STATES_WITH_RESORTS = [ { :midwest => ["Illinois", "Indiana", "Iowa", "Kansas", "Michigan", "Minnesota", "Missouri", "Ohio","Wisconsin"] }, { :northeast => ["Connecticut", "Maine", "Massachusetts", "New Hampshire", "New Jersey", "New York", "Pennsylvania", "Rhode Island", "Vermont"] }, { :northwest => ["Alaska", "Idaho", "Oregon", "Washington"] }, { :rockies => ["Colorado", "Montana", "New Mexico", "Utah", "Wyoming"] }, { :southeast => ["Alabama", "Georgia", "Maryland", "North Carolina", "Tennessee", "Virginia", "West Virginia"] }, { :west_coast => ["Arizona", "California", "Nevada"] } ]

The other decision I made was to create 4 Classes. The four Classes are:

  1. CLI Class
  2. Resort Class
  3. Report Class
  4. Scraper Class

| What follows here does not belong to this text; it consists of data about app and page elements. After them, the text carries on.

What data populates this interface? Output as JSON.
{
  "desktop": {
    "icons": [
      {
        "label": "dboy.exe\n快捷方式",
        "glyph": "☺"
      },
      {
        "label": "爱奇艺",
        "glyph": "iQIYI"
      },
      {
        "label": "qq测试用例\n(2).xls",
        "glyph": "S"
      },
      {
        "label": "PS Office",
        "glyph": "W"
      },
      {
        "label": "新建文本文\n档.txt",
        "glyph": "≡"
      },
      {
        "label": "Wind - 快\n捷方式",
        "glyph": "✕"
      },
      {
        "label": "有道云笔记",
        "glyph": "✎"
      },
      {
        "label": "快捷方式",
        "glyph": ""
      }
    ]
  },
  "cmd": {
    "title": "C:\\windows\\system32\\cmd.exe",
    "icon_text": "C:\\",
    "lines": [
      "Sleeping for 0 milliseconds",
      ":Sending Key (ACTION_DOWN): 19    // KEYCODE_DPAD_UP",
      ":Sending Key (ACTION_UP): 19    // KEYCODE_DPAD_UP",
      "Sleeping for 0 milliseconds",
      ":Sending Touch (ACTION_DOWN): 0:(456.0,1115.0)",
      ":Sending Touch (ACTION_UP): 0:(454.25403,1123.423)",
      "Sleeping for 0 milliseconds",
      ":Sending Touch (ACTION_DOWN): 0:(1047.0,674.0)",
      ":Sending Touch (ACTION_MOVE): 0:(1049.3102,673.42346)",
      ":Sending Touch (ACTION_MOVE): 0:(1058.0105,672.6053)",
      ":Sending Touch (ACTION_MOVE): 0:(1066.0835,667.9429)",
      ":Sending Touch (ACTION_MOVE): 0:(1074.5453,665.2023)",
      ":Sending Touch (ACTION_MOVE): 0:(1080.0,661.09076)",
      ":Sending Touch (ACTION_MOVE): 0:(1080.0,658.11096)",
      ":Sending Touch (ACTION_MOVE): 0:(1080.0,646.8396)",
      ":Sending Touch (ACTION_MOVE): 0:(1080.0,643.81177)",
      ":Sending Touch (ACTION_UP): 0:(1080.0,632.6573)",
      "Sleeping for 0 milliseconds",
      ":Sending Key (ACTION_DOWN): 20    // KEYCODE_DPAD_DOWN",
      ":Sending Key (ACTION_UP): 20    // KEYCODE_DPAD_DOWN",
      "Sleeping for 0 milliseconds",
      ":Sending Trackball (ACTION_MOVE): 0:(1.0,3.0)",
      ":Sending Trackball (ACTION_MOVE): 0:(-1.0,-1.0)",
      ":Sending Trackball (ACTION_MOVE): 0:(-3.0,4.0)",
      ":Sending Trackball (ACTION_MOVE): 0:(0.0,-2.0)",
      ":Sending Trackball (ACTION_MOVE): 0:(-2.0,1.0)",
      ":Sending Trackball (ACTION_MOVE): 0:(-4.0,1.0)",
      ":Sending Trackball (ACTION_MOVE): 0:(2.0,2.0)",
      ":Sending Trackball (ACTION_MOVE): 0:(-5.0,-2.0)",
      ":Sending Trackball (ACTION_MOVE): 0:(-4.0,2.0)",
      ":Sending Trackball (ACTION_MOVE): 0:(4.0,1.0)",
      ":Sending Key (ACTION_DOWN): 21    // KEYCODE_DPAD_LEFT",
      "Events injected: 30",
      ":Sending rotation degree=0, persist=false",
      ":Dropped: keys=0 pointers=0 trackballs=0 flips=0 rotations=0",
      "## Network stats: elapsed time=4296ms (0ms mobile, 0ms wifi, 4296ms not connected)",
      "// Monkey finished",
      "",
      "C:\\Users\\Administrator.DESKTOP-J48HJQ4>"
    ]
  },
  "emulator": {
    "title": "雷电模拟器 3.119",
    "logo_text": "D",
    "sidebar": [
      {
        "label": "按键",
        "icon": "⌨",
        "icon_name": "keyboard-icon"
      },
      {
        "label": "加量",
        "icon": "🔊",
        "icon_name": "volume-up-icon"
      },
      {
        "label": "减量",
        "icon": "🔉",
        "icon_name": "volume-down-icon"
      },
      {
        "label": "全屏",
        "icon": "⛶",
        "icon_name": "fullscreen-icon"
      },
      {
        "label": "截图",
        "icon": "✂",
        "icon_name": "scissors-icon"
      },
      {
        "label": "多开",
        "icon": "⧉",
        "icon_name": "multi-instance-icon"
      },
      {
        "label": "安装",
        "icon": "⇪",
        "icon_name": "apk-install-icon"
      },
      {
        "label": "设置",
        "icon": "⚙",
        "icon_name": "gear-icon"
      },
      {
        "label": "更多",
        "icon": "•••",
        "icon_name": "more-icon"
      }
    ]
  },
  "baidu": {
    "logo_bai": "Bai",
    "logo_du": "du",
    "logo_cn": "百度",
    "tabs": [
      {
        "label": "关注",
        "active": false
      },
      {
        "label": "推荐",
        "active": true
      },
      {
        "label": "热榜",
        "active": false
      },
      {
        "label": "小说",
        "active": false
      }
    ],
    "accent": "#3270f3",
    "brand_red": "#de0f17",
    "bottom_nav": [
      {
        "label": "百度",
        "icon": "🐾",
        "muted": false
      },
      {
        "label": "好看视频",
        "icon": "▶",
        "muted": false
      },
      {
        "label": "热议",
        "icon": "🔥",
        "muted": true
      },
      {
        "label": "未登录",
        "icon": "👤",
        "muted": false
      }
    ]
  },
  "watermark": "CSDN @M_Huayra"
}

I wanted to really get OOP founded into my brain here so I tried to implement as much as I could from the lessons and labs I had worked through at Flatiron in the OOP section prior to starting this project. I really liked the idea of collaboration between two objects even if they aren’t necessarily directly related. I decided that I would practice the relationship ‘has many’ and ‘belongs to’ with my program. The Resort has attributes that define it and one of those is :reports which instead of being data stored as a simple primitive ‘string’ or ‘array’ I decided to have it contain an instance of Report object. I wanted code that I could get the number of ski lifts open for the day by typing resort.report.liftsopen. I feel like I accomplished this, even though it may not be the best example of collaboration.

Final Thoughts.

I was dreading this project as I dread most coding projects because of fear, I think, is this going to be the one? The one project that I can’t complete and will expose me as a ‘fake’ or ‘imposter’ programmer. I’m starting to realize now that I’m not the only one going down this path in learning something new and has these fears of being a ‘fake’. I decided the night before starting this project that even if it takes me a month to finish it that I’m capable of it, with hard work we all are. I really enjoyed this experience and i’m looking forward to what I’ll be learning and doing next.

Take care, Nick